For local businesses, email marketing gives you an opportunity to speak directly to your customers and drive traffic to your website in an engaging, cost-effective way; on average, for every £1 spent on email marketing, businesses receive a £38 return (Direct Marketing Association, 2015).
However, it’s important that whatever the size of your email list, you take some time to measure the effectiveness of your email marketing. This will help you understand whether this useful channel is getting the results you want.
In this article we explain some of the key things you should be measuring in your email marketing and what those measurements mean for your business. Your email marketing provider should be able to give you nearly all of these measurements.
Bounce rate refers to the number of emails that weren’t successfully delivered to a recipient’s inbox – they ‘bounced’ back. Generally, if you’re growing your email list steadily and with existing customers, your bounce rate should be very low. However, it’s useful to check as it shows you how accurate your email list is.
For example, if you have a list of 1,000 subscribers but keep getting a 25% bounce rate, that means you’re only really reaching 750 of them.
There are lots of different reasons why emails might ‘bounce’. The most common is that an email address hasn’t been entered into the database correctly; for example, it might have a spelling mistake or a dot in the wrong place. Check any emails you get from customers very carefully and, if you’re collecting them in-store, always read it out to them afterwards to make sure it’s accurate.
Open rate refers to the number of people, or the percentage of people on your email list, who open your emails when they arrive in their inbox. This is a really useful measurement for seeing how effective your email subject lines are, as this will be the first thing a customer sees when they look in their inbox.
If you have a very low open rate, your emails might be automatically going into your recipients’ junk folders. This can happen accidentally even if they’ve signed up for your marketing. If you think this might be happening, try and avoid the spam words. Next, make sure you’re not including lots of large attachments or images in your emails as these can trigger spam filters. Another good tip is to add something into the footer of your emails to say ‘add to safe sender list’ so that your subscribers can stop your emails going into their junk mail.
One thing that is really important is to ensure your mailing list is clean. This means everyone in that list has specifically subscribed to your content. For example, if you have paid for a mailing list from another company, none of these email addresses have signed up for information from you, so it could land in junk.
Click-through rate (CTR) refers to the number or percentage of people who click the links in your email. Although open rate is useful, CTR is a more important measurement if you are trying to get people to visit your website, your social media channels or do something online after reading your email.

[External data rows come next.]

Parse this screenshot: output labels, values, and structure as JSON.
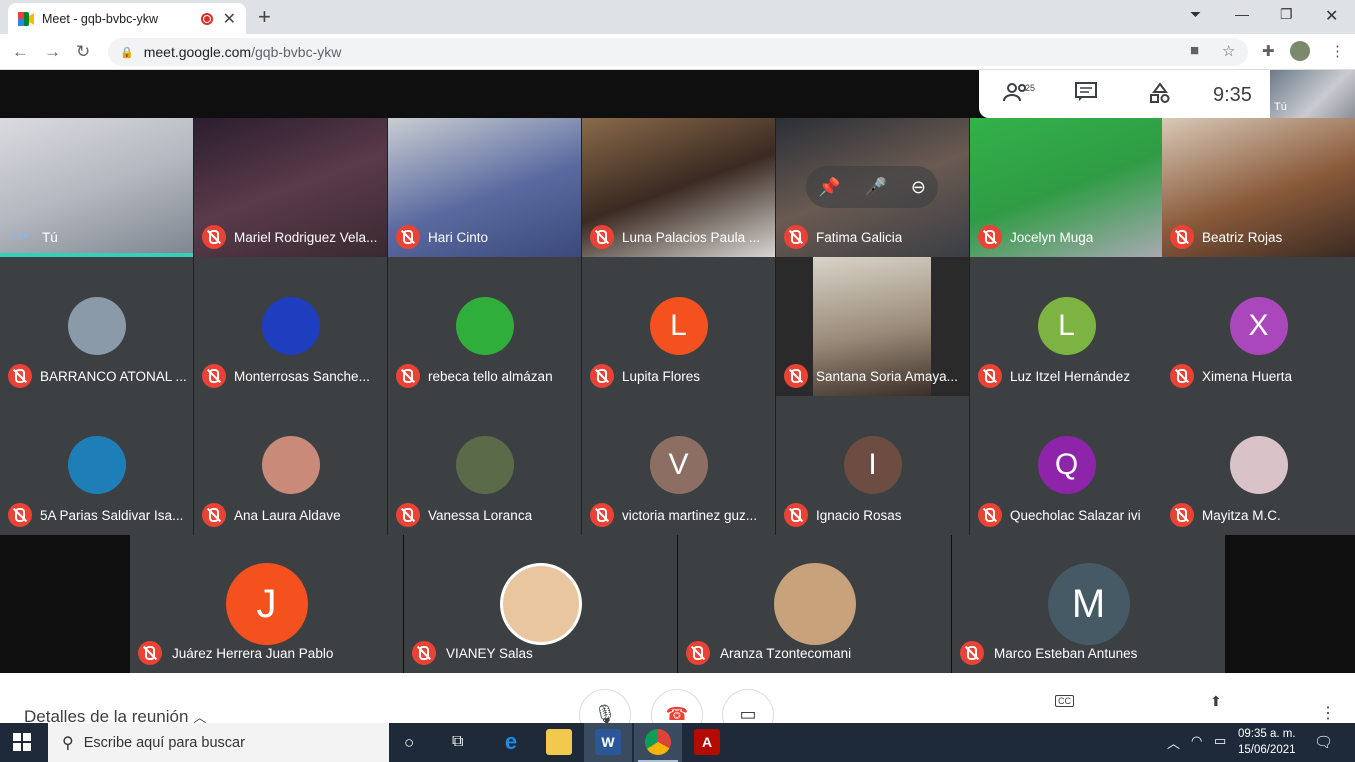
{
  "browser": {
    "tab_title": "Meet - gqb-bvbc-ykw",
    "tab_close": "✕",
    "new_tab": "+",
    "url_domain": "meet.google.com",
    "url_path": "/gqb-bvbc-ykw"
  },
  "meet_toolbar": {
    "participants_count": "25",
    "time": "9:35",
    "self_label": "Tú"
  },
  "self_tile": {
    "dots": "•••",
    "name": "Tú"
  },
  "row_a": [
    {
      "name": "Mariel Rodriguez Vela..."
    },
    {
      "name": "Hari Cinto"
    },
    {
      "name": "Luna Palacios Paula ..."
    },
    {
      "name": "Fatima Galicia"
    },
    {
      "name": "Jocelyn Muga"
    },
    {
      "name": "Beatriz Rojas"
    }
  ],
  "row_b": [
    {
      "name": "BARRANCO ATONAL ...",
      "avatar": "",
      "color": "#8a9aa8"
    },
    {
      "name": "Monterrosas Sanche...",
      "avatar": "",
      "color": "#1f3dbf"
    },
    {
      "name": "rebeca tello almázan",
      "avatar": "",
      "color": "#2fae3b"
    },
    {
      "name": "Lupita Flores",
      "avatar": "L",
      "color": "#f4511e"
    },
    {
      "name": "Santana Soria Amaya...",
      "avatar": "",
      "color": "#6d6a66"
    },
    {
      "name": "Luz Itzel Hernández",
      "avatar": "L",
      "color": "#7cb342"
    },
    {
      "name": "Ximena Huerta",
      "avatar": "X",
      "color": "#ab47bc"
    }
  ],
  "row_c": [
    {
      "name": "5A Parias Saldivar Isa...",
      "avatar": "",
      "color": "#1e7fb8"
    },
    {
      "name": "Ana Laura Aldave",
      "avatar": "",
      "color": "#c98a7a"
    },
    {
      "name": "Vanessa Loranca",
      "avatar": "",
      "color": "#5b6b4a"
    },
    {
      "name": "victoria martinez guz...",
      "avatar": "V",
      "color": "#8d6e63"
    },
    {
      "name": "Ignacio Rosas",
      "avatar": "I",
      "color": "#6d4c41"
    },
    {
      "name": "Quecholac Salazar ivi",
      "avatar": "Q",
      "color": "#8e24aa"
    },
    {
      "name": "Mayitza M.C.",
      "avatar": "",
      "color": "#d9c2c8"
    }
  ],
  "row_d": [
    {
      "name": "Juárez Herrera Juan Pablo",
      "avatar": "J",
      "color": "#f4511e"
    },
    {
      "name": "VIANEY Salas",
      "avatar": "",
      "color": "#e9c6a0"
    },
    {
      "name": "Aranza Tzontecomani",
      "avatar": "",
      "color": "#c8a27a"
    },
    {
      "name": "Marco Esteban Antunes",
      "avatar": "M",
      "color": "#455a64"
    }
  ],
  "bottom": {
    "details": "Detalles de la reunión"
  },
  "taskbar": {
    "search_placeholder": "Escribe aquí para buscar",
    "clock_time": "09:35 a. m.",
    "clock_date": "15/06/2021"
  }
}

Your email marketing provider will be able to tell you exactly which links in your emails are being clicked, which can help you understand which are the most popular parts of your email. For example, if your CTR is always higher on links near the top of the email, rather than the bottom, you’ll know to put your most important links there to encourage people to click them.
As the name suggests, this refers to the number or percentage of people who are unsubscribing from your email marketing. This is a useful number to keep an eye on as it helps you understand whether your subscribers like what you’re sending them – or if they really don’t.

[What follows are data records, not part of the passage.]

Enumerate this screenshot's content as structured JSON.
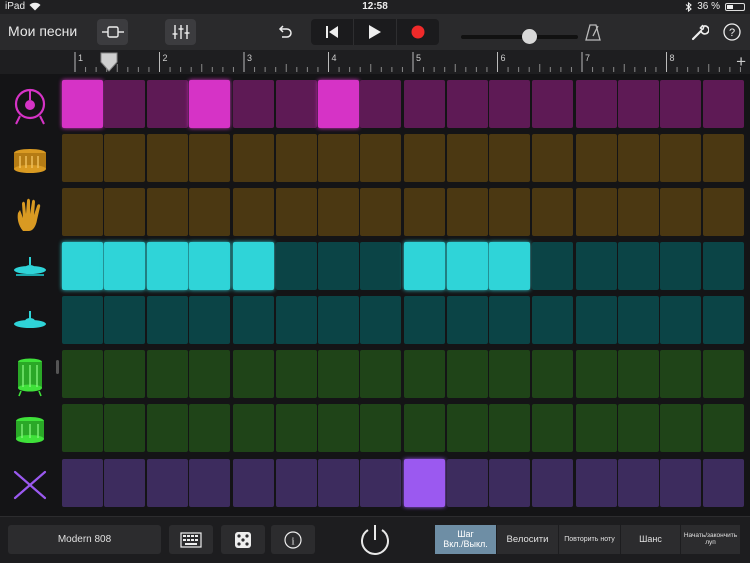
{
  "status_bar": {
    "device": "iPad",
    "time": "12:58",
    "battery": "36 %",
    "battery_fraction": 0.36,
    "icons": [
      "wifi-icon",
      "bluetooth-icon",
      "battery-icon"
    ]
  },
  "toolbar": {
    "title": "Мои песни",
    "icons": [
      "track-view-icon",
      "mixer-icon",
      "undo-icon",
      "go-to-start-icon",
      "play-icon",
      "record-icon",
      "metronome-icon",
      "wrench-icon",
      "help-icon"
    ],
    "volume_fraction": 0.6
  },
  "ruler": {
    "bars": [
      "1",
      "2",
      "3",
      "4",
      "5",
      "6",
      "7",
      "8"
    ],
    "add_label": "+"
  },
  "colors": {
    "magenta_on": "#d633c6",
    "magenta_off": "#5e1a55",
    "brown_off": "#4b3812",
    "cyan_on": "#2fd4d8",
    "cyan_off": "#0b4446",
    "green_off": "#1f4418",
    "purple_on": "#9b59f0",
    "purple_off": "#3d2c5e"
  },
  "rows": [
    {
      "instrument": "kick-drum-icon",
      "icon_color": "#d633c6",
      "on": "#d633c6",
      "off": "#5e1a55",
      "steps": [
        1,
        0,
        0,
        1,
        0,
        0,
        1,
        0,
        0,
        0,
        0,
        0,
        0,
        0,
        0,
        0
      ]
    },
    {
      "instrument": "snare-drum-icon",
      "icon_color": "#d99a22",
      "on": "#d99a22",
      "off": "#4b3812",
      "steps": [
        0,
        0,
        0,
        0,
        0,
        0,
        0,
        0,
        0,
        0,
        0,
        0,
        0,
        0,
        0,
        0
      ]
    },
    {
      "instrument": "clap-hand-icon",
      "icon_color": "#d99a22",
      "on": "#d99a22",
      "off": "#4b3812",
      "steps": [
        0,
        0,
        0,
        0,
        0,
        0,
        0,
        0,
        0,
        0,
        0,
        0,
        0,
        0,
        0,
        0
      ]
    },
    {
      "instrument": "closed-hihat-icon",
      "icon_color": "#2fd4d8",
      "on": "#2fd4d8",
      "off": "#0b4446",
      "steps": [
        1,
        1,
        1,
        1,
        1,
        0,
        0,
        0,
        1,
        1,
        1,
        0,
        0,
        0,
        0,
        0
      ]
    },
    {
      "instrument": "open-hihat-icon",
      "icon_color": "#2fd4d8",
      "on": "#2fd4d8",
      "off": "#0b4446",
      "steps": [
        0,
        0,
        0,
        0,
        0,
        0,
        0,
        0,
        0,
        0,
        0,
        0,
        0,
        0,
        0,
        0
      ]
    },
    {
      "instrument": "tom-high-icon",
      "icon_color": "#3fe13a",
      "on": "#3fe13a",
      "off": "#1f4418",
      "steps": [
        0,
        0,
        0,
        0,
        0,
        0,
        0,
        0,
        0,
        0,
        0,
        0,
        0,
        0,
        0,
        0
      ]
    },
    {
      "instrument": "tom-low-icon",
      "icon_color": "#3fe13a",
      "on": "#3fe13a",
      "off": "#1f4418",
      "steps": [
        0,
        0,
        0,
        0,
        0,
        0,
        0,
        0,
        0,
        0,
        0,
        0,
        0,
        0,
        0,
        0
      ]
    },
    {
      "instrument": "cowbell-sticks-icon",
      "icon_color": "#9b59f0",
      "on": "#9b59f0",
      "off": "#3d2c5e",
      "steps": [
        0,
        0,
        0,
        0,
        0,
        0,
        0,
        0,
        1,
        0,
        0,
        0,
        0,
        0,
        0,
        0
      ]
    }
  ],
  "bottom": {
    "kit_name": "Modern 808",
    "icons": [
      "pattern-keyboard-icon",
      "dice-icon",
      "info-icon",
      "power-icon"
    ],
    "modes": [
      {
        "line1": "Шаг",
        "line2": "Вкл./Выкл.",
        "active": true
      },
      {
        "line1": "Велосити",
        "line2": "",
        "active": false
      },
      {
        "line1": "Повторить ноту",
        "line2": "",
        "active": false
      },
      {
        "line1": "Шанс",
        "line2": "",
        "active": false
      },
      {
        "line1": "Начать/закончить",
        "line2": "луп",
        "active": false
      }
    ]
  }
}
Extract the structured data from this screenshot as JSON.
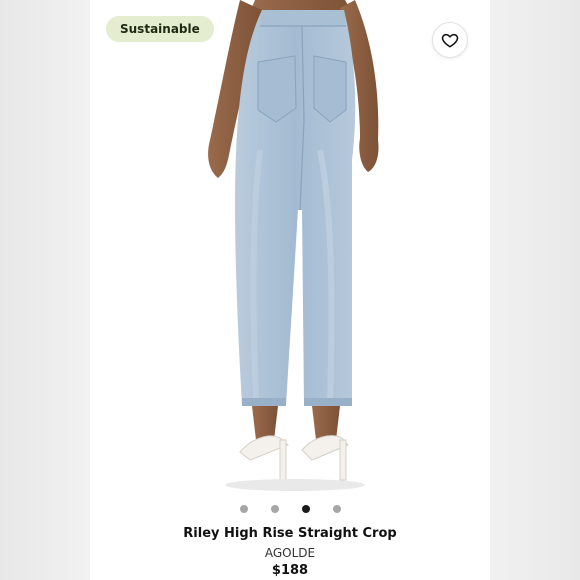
{
  "badge": {
    "label": "Sustainable"
  },
  "favorite": {
    "icon": "heart-icon"
  },
  "gallery": {
    "image_count": 4,
    "active_index": 2
  },
  "product": {
    "title": "Riley High Rise Straight Crop",
    "brand": "AGOLDE",
    "price": "$188"
  },
  "colors": {
    "badge_bg": "#e4edcf",
    "denim": "#a9c0d6",
    "page_bg": "#ffffff"
  }
}
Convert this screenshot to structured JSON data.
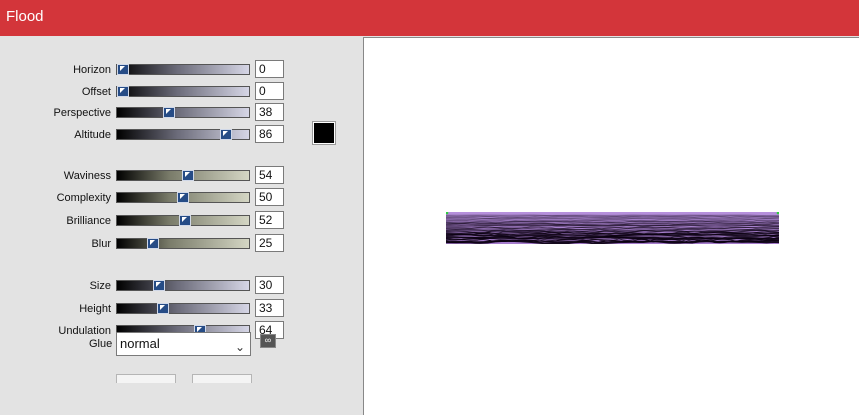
{
  "window": {
    "title": "Flood"
  },
  "colors": {
    "title_bar": "#d3353a",
    "slider_thumb": "#264c86",
    "color_swatch": "#000000",
    "preview_water": "#b48ad4"
  },
  "groups": [
    [
      {
        "label": "Horizon",
        "value": "0",
        "level": 0.0,
        "track": "a"
      },
      {
        "label": "Offset",
        "value": "0",
        "level": 0.0,
        "track": "a"
      },
      {
        "label": "Perspective",
        "value": "38",
        "level": 0.38,
        "track": "a"
      },
      {
        "label": "Altitude",
        "value": "86",
        "level": 0.86,
        "track": "a"
      }
    ],
    [
      {
        "label": "Waviness",
        "value": "54",
        "level": 0.54,
        "track": "b"
      },
      {
        "label": "Complexity",
        "value": "50",
        "level": 0.5,
        "track": "b"
      },
      {
        "label": "Brilliance",
        "value": "52",
        "level": 0.52,
        "track": "b"
      },
      {
        "label": "Blur",
        "value": "25",
        "level": 0.25,
        "track": "b"
      }
    ],
    [
      {
        "label": "Size",
        "value": "30",
        "level": 0.3,
        "track": "a"
      },
      {
        "label": "Height",
        "value": "33",
        "level": 0.33,
        "track": "a"
      },
      {
        "label": "Undulation",
        "value": "64",
        "level": 0.64,
        "track": "a"
      }
    ]
  ],
  "glue": {
    "label": "Glue",
    "value": "normal"
  },
  "icons": {
    "color_swatch": "color-swatch",
    "link": "link-icon",
    "dropdown": "chevron-down-icon"
  }
}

You might have a high unsubscribe rate if:
You send emails to your subscribers too frequently
The information you send them isn’t useful or relevant
You offer an incentive for people to sign up (like a voucher), which they use and then unsubscribe
Your subscribers haven’t signed up voluntarily
Number or letter codes
This isn’t a measurement that your email marketing provider will give you, but if you’re providing codes for vouchers, discounts or special events in your email marketing then it’s important to measure how many people are using them.
This is especially useful for businesses with physical premises who might want to use email marketing to get people to visit them. For example, if you run a restaurant you might offer a unique code through your email marketing, like EASTER20 for a 20% discount on every booking over the Easter bank holiday. If people quote this code when they book their meal, you’ll know your email marketing has had an effect.
What’s important here is that everyone in your team knows about and records when this code is used. In the example above, you might need to record when the code is used:
Online, if you have an online booking system
On social media, if you allow bookings through these channels
Over the phone In-person at the restaurant
When people pay the bill
By looking at a combination of these measurements, you’ll be able to see whether your email marketing is helping you drive more sales and get more customers.